Label: Death Row/Interscope Records

2Pac's All Eyez on Me is a sprawling masterpiece whose influence and impact is difficult to measure. For years seen as a flawed album by the traditional press (a vaguely positive Rolling Stone review called his performance that of a "garden-variety thug") All Eyez is actually undeniable: it sparked smash singles, transformed 2Pac into a superstar, and inspired a new generation of million-selling artists.

Much as some would liked to dislodge the record from hip-hop's canon, it's become an indelible part of popular music's texture. It's the best double-album the genre ever produced, a stunningly consistent record over its long running time. The beats are larger-than-life, and helped the record deliver on the full potential of gangster rap as a popular art form. It captured a moment in hip-hop's history that vanished as quickly as it appeared.

 

The beats are larger-than-life, and helped the record deliver on the full potential of gangster rap as a popular art form.

 

The production made the previous three years of East Coast hip-hop sound old, forcing Biggie to play catch-up. The album was a prism transmitting every aspect of 2Pac, poet-thug-artist-actor-songwriter.

Take a closer look at "How Do U Want It," the "Body Heat"-sampling smash single featuring K-Ci and Jojo: an R&B hook on a hardcore hip-hop song that never for a moment felt like a compromise—a party anthem that had time to diss Delores Tucker, Bill Clinton, and Bob Dole. All Eyez on Me was rap-as-pop-music's big bang, the moment it became at once uncompromised and larger-than-life, the formula for its success as the most important music in America.

The album is packed with songs that have gone on to become completely iconic to the culture, a collection of unforgettable moments. The snares on "Ambitionz Az a Ridah." The roiling bass of "Skandalouz" after Pac tells Daz to stop playing around on the piano. Snoop's monologue about seeing a video ho at the Million Man March.
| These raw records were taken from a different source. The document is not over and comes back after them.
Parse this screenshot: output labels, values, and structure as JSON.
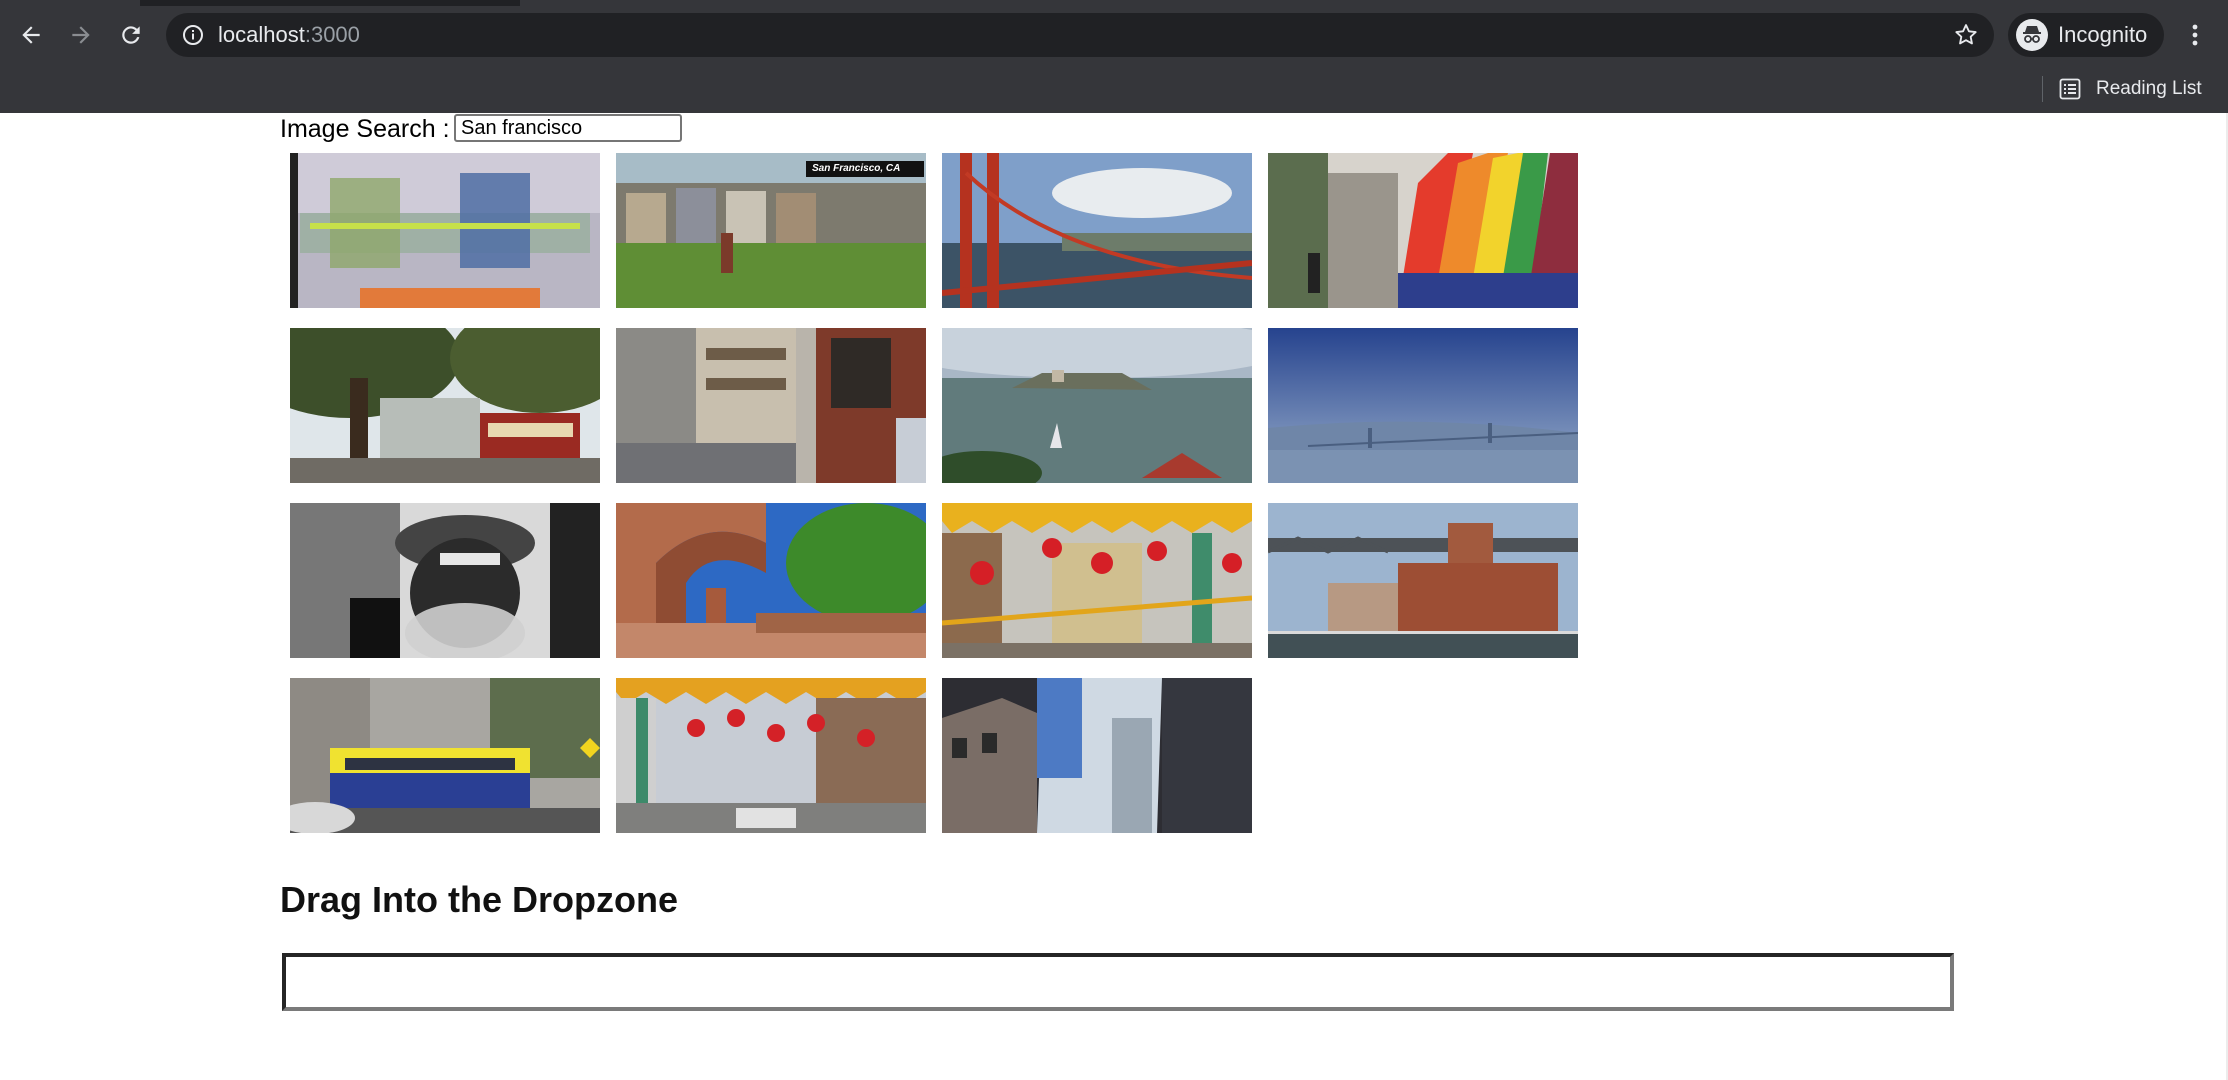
{
  "browser": {
    "url_host": "localhost",
    "url_port": ":3000",
    "profile_label": "Incognito",
    "reading_list_label": "Reading List",
    "icons": {
      "back": "back-arrow-icon",
      "forward": "forward-arrow-icon",
      "reload": "reload-icon",
      "site_info": "info-icon",
      "bookmark": "star-icon",
      "profile": "incognito-icon",
      "menu": "kebab-menu-icon",
      "reading_list": "reading-list-icon"
    },
    "colors": {
      "toolbar": "#35363a",
      "omnibox": "#202124",
      "text": "#e8eaed"
    }
  },
  "search": {
    "label": "Image Search :",
    "value": "San francisco"
  },
  "results": [
    {
      "row": 0,
      "col": 0,
      "caption": ""
    },
    {
      "row": 0,
      "col": 1,
      "caption": "San Francisco, CA"
    },
    {
      "row": 0,
      "col": 2,
      "caption": ""
    },
    {
      "row": 0,
      "col": 3,
      "caption": ""
    },
    {
      "row": 1,
      "col": 0,
      "caption": ""
    },
    {
      "row": 1,
      "col": 1,
      "caption": ""
    },
    {
      "row": 1,
      "col": 2,
      "caption": ""
    },
    {
      "row": 1,
      "col": 3,
      "caption": ""
    },
    {
      "row": 2,
      "col": 0,
      "caption": ""
    },
    {
      "row": 2,
      "col": 1,
      "caption": ""
    },
    {
      "row": 2,
      "col": 2,
      "caption": ""
    },
    {
      "row": 2,
      "col": 3,
      "caption": ""
    },
    {
      "row": 3,
      "col": 0,
      "caption": ""
    },
    {
      "row": 3,
      "col": 1,
      "caption": ""
    },
    {
      "row": 3,
      "col": 2,
      "caption": ""
    }
  ],
  "dropzone": {
    "heading": "Drag Into the Dropzone"
  }
}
Rappin' 4-Tay opening his verse "Pac, I feel ya." DJ Quik producing under the name David Blake for the tour de force "Heartz of Men." The East Coast beat mastered by West Coast engineers on "Got My Mind Made Up." The wobbly, disorienting effects of DeVante Swing's beat for "No More Pain." "Ain't nothin but a gangsta paaaarty."

And that's just disc one. —David Drake